Dataset rows describing interfaces
^^^^

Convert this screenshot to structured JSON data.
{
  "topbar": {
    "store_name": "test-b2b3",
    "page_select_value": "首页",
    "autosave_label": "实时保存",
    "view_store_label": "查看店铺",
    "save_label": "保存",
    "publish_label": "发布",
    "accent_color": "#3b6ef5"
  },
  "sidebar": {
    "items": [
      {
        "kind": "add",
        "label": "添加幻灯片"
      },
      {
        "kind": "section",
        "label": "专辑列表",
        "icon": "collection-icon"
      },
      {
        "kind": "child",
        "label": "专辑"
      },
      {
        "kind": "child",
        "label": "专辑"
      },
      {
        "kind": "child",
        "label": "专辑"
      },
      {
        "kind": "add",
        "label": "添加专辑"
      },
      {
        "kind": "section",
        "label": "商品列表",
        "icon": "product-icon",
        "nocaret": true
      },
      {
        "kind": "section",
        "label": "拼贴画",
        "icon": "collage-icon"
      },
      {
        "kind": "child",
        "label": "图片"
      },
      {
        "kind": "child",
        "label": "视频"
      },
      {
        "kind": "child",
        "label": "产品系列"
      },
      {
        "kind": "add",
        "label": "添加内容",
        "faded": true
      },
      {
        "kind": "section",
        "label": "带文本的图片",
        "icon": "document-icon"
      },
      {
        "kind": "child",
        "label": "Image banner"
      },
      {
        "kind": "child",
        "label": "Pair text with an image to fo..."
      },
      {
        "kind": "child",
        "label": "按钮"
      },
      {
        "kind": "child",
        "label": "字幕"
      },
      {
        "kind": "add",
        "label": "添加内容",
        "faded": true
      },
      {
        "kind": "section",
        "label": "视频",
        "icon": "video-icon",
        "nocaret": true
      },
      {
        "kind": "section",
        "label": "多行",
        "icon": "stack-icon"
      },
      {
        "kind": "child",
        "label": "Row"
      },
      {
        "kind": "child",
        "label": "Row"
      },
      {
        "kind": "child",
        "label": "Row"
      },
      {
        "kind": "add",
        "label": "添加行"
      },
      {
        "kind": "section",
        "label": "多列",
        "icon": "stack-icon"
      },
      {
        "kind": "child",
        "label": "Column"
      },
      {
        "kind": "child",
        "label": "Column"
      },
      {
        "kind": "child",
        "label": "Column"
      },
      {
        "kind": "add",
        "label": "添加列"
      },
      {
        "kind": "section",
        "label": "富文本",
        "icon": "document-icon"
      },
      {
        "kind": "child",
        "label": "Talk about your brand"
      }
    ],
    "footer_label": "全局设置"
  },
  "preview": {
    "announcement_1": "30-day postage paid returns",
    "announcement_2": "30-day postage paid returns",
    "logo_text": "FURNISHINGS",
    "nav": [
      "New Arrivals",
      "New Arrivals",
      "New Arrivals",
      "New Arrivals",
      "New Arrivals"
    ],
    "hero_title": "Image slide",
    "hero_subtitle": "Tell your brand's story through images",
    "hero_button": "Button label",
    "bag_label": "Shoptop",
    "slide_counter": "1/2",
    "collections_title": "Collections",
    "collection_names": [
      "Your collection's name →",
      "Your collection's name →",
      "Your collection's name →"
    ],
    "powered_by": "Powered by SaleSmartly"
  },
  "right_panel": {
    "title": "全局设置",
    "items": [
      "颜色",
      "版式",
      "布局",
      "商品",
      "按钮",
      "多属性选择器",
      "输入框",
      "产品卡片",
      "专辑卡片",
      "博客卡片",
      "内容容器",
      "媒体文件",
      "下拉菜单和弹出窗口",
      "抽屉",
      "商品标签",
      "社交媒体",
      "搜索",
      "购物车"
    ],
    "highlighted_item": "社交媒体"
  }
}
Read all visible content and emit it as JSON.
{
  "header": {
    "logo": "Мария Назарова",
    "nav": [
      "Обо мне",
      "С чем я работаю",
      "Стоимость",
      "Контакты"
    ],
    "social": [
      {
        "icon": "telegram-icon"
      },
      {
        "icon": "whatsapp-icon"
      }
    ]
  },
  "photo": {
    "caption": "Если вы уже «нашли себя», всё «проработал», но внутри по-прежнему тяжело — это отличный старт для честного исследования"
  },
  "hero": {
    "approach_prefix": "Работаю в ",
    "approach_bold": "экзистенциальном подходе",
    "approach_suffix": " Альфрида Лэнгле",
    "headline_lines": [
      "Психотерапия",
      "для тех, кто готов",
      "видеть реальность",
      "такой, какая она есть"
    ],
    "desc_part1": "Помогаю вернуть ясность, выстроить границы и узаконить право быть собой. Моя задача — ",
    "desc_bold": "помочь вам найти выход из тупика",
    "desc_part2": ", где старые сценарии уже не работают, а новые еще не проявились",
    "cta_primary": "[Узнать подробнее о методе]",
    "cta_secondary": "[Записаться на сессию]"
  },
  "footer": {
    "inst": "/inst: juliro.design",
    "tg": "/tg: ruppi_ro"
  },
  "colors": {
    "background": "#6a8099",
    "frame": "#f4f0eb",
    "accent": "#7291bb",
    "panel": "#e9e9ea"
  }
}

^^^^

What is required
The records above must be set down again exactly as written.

Result of the exercise
Convert this screenshot to structured JSON data.
{
  "topbar": {
    "store_name": "test-b2b3",
    "page_select_value": "首页",
    "autosave_label": "实时保存",
    "view_store_label": "查看店铺",
    "save_label": "保存",
    "publish_label": "发布",
    "accent_color": "#3b6ef5"
  },
  "sidebar": {
    "items": [
      {
        "kind": "add",
        "label": "添加幻灯片"
      },
      {
        "kind": "section",
        "label": "专辑列表",
        "icon": "collection-icon"
      },
      {
        "kind": "child",
        "label": "专辑"
      },
      {
        "kind": "child",
        "label": "专辑"
      },
      {
        "kind": "child",
        "label": "专辑"
      },
      {
        "kind": "add",
        "label": "添加专辑"
      },
      {
        "kind": "section",
        "label": "商品列表",
        "icon": "product-icon",
        "nocaret": true
      },
      {
        "kind": "section",
        "label": "拼贴画",
        "icon": "collage-icon"
      },
      {
        "kind": "child",
        "label": "图片"
      },
      {
        "kind": "child",
        "label": "视频"
      },
      {
        "kind": "child",
        "label": "产品系列"
      },
      {
        "kind": "add",
        "label": "添加内容",
        "faded": true
      },
      {
        "kind": "section",
        "label": "带文本的图片",
        "icon": "document-icon"
      },
      {
        "kind": "child",
        "label": "Image banner"
      },
      {
        "kind": "child",
        "label": "Pair text with an image to fo..."
      },
      {
        "kind": "child",
        "label": "按钮"
      },
      {
        "kind": "child",
        "label": "字幕"
      },
      {
        "kind": "add",
        "label": "添加内容",
        "faded": true
      },
      {
        "kind": "section",
        "label": "视频",
        "icon": "video-icon",
        "nocaret": true
      },
      {
        "kind": "section",
        "label": "多行",
        "icon": "stack-icon"
      },
      {
        "kind": "child",
        "label": "Row"
      },
      {
        "kind": "child",
        "label": "Row"
      },
      {
        "kind": "child",
        "label": "Row"
      },
      {
        "kind": "add",
        "label": "添加行"
      },
      {
        "kind": "section",
        "label": "多列",
        "icon": "stack-icon"
      },
      {
        "kind": "child",
        "label": "Column"
      },
      {
        "kind": "child",
        "label": "Column"
      },
      {
        "kind": "child",
        "label": "Column"
      },
      {
        "kind": "add",
        "label": "添加列"
      },
      {
        "kind": "section",
        "label": "富文本",
        "icon": "document-icon"
      },
      {
        "kind": "child",
        "label": "Talk about your brand"
      }
    ],
    "footer_label": "全局设置"
  },
  "preview": {
    "announcement_1": "30-day postage paid returns",
    "announcement_2": "30-day postage paid returns",
    "logo_text": "FURNISHINGS",
    "nav": [
      "New Arrivals",
      "New Arrivals",
      "New Arrivals",
      "New Arrivals",
      "New Arrivals"
    ],
    "hero_title": "Image slide",
    "hero_subtitle": "Tell your brand's story through images",
    "hero_button": "Button label",
    "bag_label": "Shoptop",
    "slide_counter": "1/2",
    "collections_title": "Collections",
    "collection_names": [
      "Your collection's name →",
      "Your collection's name →",
      "Your collection's name →"
    ],
    "powered_by": "Powered by SaleSmartly"
  },
  "right_panel": {
    "title": "全局设置",
    "items": [
      "颜色",
      "版式",
      "布局",
      "商品",
      "按钮",
      "多属性选择器",
      "输入框",
      "产品卡片",
      "专辑卡片",
      "博客卡片",
      "内容容器",
      "媒体文件",
      "下拉菜单和弹出窗口",
      "抽屉",
      "商品标签",
      "社交媒体",
      "搜索",
      "购物车"
    ],
    "highlighted_item": "社交媒体"
  }
}
Read all visible content and emit it as JSON.
{
  "header": {
    "logo": "Мария Назарова",
    "nav": [
      "Обо мне",
      "С чем я работаю",
      "Стоимость",
      "Контакты"
    ],
    "social": [
      {
        "icon": "telegram-icon"
      },
      {
        "icon": "whatsapp-icon"
      }
    ]
  },
  "photo": {
    "caption": "Если вы уже «нашли себя», всё «проработал», но внутри по-прежнему тяжело — это отличный старт для честного исследования"
  },
  "hero": {
    "approach_prefix": "Работаю в ",
    "approach_bold": "экзистенциальном подходе",
    "approach_suffix": " Альфрида Лэнгле",
    "headline_lines": [
      "Психотерапия",
      "для тех, кто готов",
      "видеть реальность",
      "такой, какая она есть"
    ],
    "desc_part1": "Помогаю вернуть ясность, выстроить границы и узаконить право быть собой. Моя задача — ",
    "desc_bold": "помочь вам найти выход из тупика",
    "desc_part2": ", где старые сценарии уже не работают, а новые еще не проявились",
    "cta_primary": "[Узнать подробнее о методе]",
    "cta_secondary": "[Записаться на сессию]"
  },
  "footer": {
    "inst": "/inst: juliro.design",
    "tg": "/tg: ruppi_ro"
  },
  "colors": {
    "background": "#6a8099",
    "frame": "#f4f0eb",
    "accent": "#7291bb",
    "panel": "#e9e9ea"
  }
}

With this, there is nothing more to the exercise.